ACTIVITY
Print the listing exactly as it stands. Skip every picture.

-*-

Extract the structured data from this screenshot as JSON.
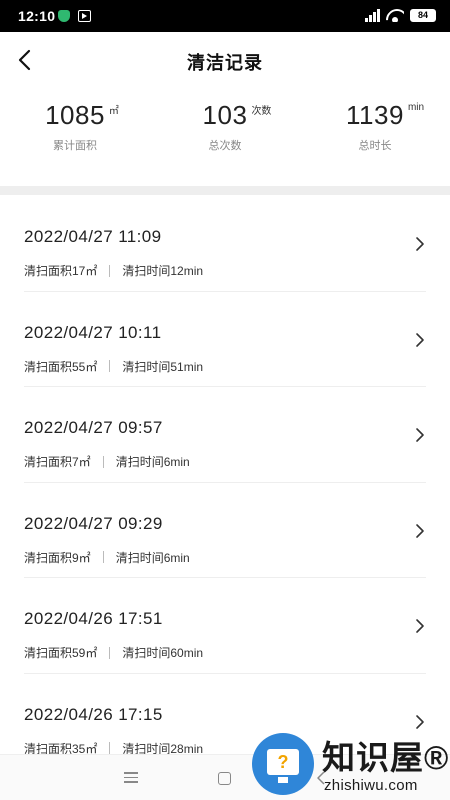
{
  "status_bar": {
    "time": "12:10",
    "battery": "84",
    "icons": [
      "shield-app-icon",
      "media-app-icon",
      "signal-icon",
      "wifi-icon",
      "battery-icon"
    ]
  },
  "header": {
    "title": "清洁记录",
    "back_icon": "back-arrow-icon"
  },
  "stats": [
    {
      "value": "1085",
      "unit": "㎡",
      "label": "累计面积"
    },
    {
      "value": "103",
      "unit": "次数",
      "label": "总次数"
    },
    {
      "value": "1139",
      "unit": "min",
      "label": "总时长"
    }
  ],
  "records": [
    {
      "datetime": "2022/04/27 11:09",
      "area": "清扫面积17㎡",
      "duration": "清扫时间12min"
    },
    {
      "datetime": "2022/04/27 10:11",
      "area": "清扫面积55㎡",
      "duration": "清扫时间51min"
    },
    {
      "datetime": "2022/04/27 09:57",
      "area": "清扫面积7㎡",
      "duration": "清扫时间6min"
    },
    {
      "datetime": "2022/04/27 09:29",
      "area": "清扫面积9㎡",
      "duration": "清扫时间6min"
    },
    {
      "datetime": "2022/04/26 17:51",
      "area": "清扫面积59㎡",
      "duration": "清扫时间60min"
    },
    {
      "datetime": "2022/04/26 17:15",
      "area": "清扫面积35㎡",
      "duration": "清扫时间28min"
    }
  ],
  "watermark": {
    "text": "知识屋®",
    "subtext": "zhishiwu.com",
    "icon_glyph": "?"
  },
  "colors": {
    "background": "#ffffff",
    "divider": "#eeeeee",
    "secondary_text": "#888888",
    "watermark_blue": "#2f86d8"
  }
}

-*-

SOLUTION TO THE PROBLEM
Extract the structured data from this screenshot as JSON.
{
  "status_bar": {
    "time": "12:10",
    "battery": "84",
    "icons": [
      "shield-app-icon",
      "media-app-icon",
      "signal-icon",
      "wifi-icon",
      "battery-icon"
    ]
  },
  "header": {
    "title": "清洁记录",
    "back_icon": "back-arrow-icon"
  },
  "stats": [
    {
      "value": "1085",
      "unit": "㎡",
      "label": "累计面积"
    },
    {
      "value": "103",
      "unit": "次数",
      "label": "总次数"
    },
    {
      "value": "1139",
      "unit": "min",
      "label": "总时长"
    }
  ],
  "records": [
    {
      "datetime": "2022/04/27 11:09",
      "area": "清扫面积17㎡",
      "duration": "清扫时间12min"
    },
    {
      "datetime": "2022/04/27 10:11",
      "area": "清扫面积55㎡",
      "duration": "清扫时间51min"
    },
    {
      "datetime": "2022/04/27 09:57",
      "area": "清扫面积7㎡",
      "duration": "清扫时间6min"
    },
    {
      "datetime": "2022/04/27 09:29",
      "area": "清扫面积9㎡",
      "duration": "清扫时间6min"
    },
    {
      "datetime": "2022/04/26 17:51",
      "area": "清扫面积59㎡",
      "duration": "清扫时间60min"
    },
    {
      "datetime": "2022/04/26 17:15",
      "area": "清扫面积35㎡",
      "duration": "清扫时间28min"
    }
  ],
  "watermark": {
    "text": "知识屋®",
    "subtext": "zhishiwu.com",
    "icon_glyph": "?"
  },
  "colors": {
    "background": "#ffffff",
    "divider": "#eeeeee",
    "secondary_text": "#888888",
    "watermark_blue": "#2f86d8"
  }
}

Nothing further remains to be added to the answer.